Two of England’s largest woodlands will be connected for the first time as part of a new reforesting project in honour of the late Queen.
A 60-mile-long corridor of hedgerows and woodland will be cultivated from the Wyre Forest in the north to the Lower Wye Valley and the Forest of Dean in the south of England as part of a legacy project of the Queen’s Green Canopy, an initiative that invited people to plant trees to mark Queen Elizabeth II’s Platinum Jubilee.
While Wyre Forest is the largest woodland Natural Nature Reserve in the country, the surrounding landscape has seen a decline in tree numbers due to ash dieback disease, among other causes.
To help wildlife to survive in the space between the two forests, trusts in Gloucestershire, Herefordshire and Worcestershire have teamed up to cultivate what they say will become: “A wooded landscape at a scale never seen in the region before.”
Dr Juliet Hynes, Gloucestershire Wildlife Trust’s head of ecological evidence, said: “It will provide a fantastic opportunity for local communities, landowners and farmers to build a closer relationship with trees.
“Trees and hedgerows can help to tackle the impacts of climate change – providing livestock with shade in the summer, fruit and nuts for birds and small mammals in the winter and increased water infiltration.

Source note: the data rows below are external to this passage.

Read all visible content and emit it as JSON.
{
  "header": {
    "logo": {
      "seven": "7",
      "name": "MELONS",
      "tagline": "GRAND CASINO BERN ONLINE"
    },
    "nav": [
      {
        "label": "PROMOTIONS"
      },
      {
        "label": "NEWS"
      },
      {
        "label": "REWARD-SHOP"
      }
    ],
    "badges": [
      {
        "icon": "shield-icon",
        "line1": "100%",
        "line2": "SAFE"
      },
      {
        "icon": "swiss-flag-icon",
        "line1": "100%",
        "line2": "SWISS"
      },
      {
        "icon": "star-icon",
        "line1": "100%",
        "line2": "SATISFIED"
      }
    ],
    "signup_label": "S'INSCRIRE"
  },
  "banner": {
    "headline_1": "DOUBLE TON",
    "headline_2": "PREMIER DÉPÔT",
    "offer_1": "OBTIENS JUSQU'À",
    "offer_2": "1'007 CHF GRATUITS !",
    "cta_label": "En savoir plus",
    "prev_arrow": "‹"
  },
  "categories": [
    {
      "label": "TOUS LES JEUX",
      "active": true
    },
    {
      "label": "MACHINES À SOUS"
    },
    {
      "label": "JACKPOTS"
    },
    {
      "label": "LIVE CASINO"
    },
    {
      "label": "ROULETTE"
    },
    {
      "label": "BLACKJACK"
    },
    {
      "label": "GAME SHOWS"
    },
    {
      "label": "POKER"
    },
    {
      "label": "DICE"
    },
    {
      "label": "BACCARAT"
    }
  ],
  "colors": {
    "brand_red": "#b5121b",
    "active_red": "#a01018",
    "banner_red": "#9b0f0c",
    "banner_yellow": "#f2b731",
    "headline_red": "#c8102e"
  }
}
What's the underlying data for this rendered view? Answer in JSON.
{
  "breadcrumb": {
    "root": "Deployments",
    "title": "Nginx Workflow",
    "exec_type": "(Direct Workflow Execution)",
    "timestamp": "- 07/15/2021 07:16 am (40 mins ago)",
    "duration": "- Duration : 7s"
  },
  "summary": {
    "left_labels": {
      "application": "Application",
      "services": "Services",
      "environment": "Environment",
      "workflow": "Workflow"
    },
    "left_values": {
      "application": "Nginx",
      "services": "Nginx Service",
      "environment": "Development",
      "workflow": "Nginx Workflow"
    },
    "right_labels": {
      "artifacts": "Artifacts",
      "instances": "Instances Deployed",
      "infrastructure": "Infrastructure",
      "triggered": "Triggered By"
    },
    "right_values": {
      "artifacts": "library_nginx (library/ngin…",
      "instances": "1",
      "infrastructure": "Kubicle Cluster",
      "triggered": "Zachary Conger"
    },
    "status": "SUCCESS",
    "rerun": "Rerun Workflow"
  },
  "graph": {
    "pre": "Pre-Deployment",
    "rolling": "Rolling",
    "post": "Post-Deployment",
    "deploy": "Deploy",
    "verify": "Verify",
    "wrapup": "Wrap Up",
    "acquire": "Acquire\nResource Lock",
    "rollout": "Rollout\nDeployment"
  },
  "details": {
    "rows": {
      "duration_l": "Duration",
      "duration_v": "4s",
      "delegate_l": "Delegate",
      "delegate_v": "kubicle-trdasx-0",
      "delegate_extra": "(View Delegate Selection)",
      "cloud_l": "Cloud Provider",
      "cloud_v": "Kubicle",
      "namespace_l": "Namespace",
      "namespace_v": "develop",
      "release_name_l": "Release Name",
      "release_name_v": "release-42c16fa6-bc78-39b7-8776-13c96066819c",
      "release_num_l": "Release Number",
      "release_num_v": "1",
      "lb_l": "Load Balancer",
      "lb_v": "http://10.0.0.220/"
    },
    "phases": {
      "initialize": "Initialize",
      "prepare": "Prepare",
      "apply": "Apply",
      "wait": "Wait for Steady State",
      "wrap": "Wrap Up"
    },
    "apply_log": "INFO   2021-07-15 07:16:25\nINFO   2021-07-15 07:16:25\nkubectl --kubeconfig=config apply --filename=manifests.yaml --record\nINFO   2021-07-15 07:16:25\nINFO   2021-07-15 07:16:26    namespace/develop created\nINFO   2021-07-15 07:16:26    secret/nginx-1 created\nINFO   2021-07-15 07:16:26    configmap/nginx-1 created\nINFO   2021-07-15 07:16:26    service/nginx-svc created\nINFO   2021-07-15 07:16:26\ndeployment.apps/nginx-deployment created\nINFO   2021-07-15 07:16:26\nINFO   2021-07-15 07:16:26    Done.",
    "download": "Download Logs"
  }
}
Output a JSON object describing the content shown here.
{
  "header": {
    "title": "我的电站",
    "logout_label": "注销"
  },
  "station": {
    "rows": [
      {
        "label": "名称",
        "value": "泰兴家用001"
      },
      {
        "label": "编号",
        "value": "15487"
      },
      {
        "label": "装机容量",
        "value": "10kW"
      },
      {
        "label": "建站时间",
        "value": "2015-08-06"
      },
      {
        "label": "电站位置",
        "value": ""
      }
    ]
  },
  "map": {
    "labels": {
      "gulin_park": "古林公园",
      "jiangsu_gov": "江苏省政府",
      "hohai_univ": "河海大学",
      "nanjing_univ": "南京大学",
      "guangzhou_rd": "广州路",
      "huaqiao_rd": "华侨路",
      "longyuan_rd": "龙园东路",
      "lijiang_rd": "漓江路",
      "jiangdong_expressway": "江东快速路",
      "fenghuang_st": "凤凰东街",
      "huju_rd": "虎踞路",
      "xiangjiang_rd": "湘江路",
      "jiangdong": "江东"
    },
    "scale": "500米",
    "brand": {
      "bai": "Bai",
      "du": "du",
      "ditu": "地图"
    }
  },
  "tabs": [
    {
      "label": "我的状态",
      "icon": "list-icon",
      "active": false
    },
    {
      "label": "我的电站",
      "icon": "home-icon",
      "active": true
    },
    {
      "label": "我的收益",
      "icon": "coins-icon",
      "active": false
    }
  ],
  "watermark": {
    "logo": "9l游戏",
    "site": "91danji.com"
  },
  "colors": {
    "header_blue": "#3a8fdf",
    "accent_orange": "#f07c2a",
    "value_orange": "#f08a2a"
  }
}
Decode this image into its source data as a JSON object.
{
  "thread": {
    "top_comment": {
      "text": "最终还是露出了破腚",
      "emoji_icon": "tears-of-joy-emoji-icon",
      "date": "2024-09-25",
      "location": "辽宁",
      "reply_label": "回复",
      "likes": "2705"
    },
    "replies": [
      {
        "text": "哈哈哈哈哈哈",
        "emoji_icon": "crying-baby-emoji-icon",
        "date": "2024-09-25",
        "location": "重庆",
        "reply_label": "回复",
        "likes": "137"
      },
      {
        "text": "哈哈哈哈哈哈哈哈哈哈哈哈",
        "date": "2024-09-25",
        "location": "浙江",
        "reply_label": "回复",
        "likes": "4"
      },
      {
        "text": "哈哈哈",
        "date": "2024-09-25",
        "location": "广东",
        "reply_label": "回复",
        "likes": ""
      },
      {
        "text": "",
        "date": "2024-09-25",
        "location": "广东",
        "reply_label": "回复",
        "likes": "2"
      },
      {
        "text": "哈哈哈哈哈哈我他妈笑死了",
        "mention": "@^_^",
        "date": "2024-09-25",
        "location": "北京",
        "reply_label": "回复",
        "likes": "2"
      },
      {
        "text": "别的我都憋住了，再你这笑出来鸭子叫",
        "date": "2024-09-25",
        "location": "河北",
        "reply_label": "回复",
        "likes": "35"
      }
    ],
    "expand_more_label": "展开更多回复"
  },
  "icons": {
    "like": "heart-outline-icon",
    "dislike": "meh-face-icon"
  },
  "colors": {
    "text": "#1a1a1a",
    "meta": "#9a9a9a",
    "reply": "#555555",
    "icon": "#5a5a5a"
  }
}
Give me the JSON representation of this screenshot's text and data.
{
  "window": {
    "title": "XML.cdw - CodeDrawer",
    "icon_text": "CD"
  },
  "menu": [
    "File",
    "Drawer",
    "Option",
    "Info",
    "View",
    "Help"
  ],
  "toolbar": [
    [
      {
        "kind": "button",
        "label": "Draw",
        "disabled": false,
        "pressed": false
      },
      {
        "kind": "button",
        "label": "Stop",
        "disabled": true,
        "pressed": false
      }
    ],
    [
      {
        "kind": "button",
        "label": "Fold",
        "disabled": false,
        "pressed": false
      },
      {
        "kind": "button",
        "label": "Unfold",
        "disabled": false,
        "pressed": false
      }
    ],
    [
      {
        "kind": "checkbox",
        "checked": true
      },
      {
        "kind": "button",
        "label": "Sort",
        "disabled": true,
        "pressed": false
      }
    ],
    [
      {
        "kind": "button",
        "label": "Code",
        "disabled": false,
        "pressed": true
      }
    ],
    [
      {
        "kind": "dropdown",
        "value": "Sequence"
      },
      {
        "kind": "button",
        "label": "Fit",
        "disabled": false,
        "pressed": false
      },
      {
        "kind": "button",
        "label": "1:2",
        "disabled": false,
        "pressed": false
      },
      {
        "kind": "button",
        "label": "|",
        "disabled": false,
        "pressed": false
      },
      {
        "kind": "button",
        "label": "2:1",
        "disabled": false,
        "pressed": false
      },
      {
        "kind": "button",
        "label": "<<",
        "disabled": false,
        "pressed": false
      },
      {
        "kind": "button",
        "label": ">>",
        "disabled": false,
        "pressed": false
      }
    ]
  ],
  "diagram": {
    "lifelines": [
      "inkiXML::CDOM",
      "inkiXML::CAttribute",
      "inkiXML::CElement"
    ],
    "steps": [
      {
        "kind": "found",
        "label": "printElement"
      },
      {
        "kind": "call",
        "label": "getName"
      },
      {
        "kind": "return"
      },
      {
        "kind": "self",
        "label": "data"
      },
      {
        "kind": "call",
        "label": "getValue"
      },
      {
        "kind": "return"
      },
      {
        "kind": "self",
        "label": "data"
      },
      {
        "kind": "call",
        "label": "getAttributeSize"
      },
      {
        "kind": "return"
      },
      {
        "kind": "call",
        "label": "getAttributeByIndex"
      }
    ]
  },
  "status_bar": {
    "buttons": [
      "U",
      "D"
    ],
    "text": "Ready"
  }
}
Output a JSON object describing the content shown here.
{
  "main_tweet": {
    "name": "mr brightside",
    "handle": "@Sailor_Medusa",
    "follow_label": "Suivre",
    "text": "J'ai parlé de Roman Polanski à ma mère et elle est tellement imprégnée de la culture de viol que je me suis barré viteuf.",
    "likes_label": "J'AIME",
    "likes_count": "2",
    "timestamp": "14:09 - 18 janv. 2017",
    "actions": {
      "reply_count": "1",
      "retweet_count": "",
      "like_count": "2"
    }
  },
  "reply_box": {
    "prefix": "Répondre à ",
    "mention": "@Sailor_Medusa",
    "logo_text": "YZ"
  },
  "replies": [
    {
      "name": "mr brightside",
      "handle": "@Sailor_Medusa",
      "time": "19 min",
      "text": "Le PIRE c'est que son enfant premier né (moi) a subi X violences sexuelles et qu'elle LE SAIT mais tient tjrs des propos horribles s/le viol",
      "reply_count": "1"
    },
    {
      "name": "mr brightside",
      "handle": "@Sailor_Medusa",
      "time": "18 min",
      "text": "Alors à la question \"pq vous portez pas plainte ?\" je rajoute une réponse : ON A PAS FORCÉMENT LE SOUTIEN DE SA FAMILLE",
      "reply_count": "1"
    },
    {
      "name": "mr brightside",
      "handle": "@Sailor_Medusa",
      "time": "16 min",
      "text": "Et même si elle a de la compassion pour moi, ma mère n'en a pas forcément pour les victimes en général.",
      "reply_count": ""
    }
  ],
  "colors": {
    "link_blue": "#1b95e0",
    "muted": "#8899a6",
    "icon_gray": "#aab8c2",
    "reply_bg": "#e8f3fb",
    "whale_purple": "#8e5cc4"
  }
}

“What’s more, the wellbeing benefits of being in nature and around trees are well known and vital to our health and happiness,” she added.
The Tree Council has said that hedges are “incredible for wildlife”, as they “mimic the rich habitat structure of a woodland edge”.
“This is a place where two habitats overlap, where the wildlife of each can meet and interact. This means that to an extent hedges can accommodate woodland species, scrub species and even some that prefer more open areas. And trees are a vital component of this vital hedgerow habitat,” it added.
Much of the space between the two forests is occupied by farmland. According to the Tree Council, planting hedges can help farmers by protecting soil from erosion, providing shelter for animals in winter, reducing deaths from exposure, and offering shade for livestock helping maintain milk yields, fertility and condition.
The project will be funded by the Trees Call To Action, a fund developed by Defra in partnership with the Forestry Commission, and supported by Herefordshire County Council, Worcestershire County Council, Gloucestershire County Council and Severn Trent.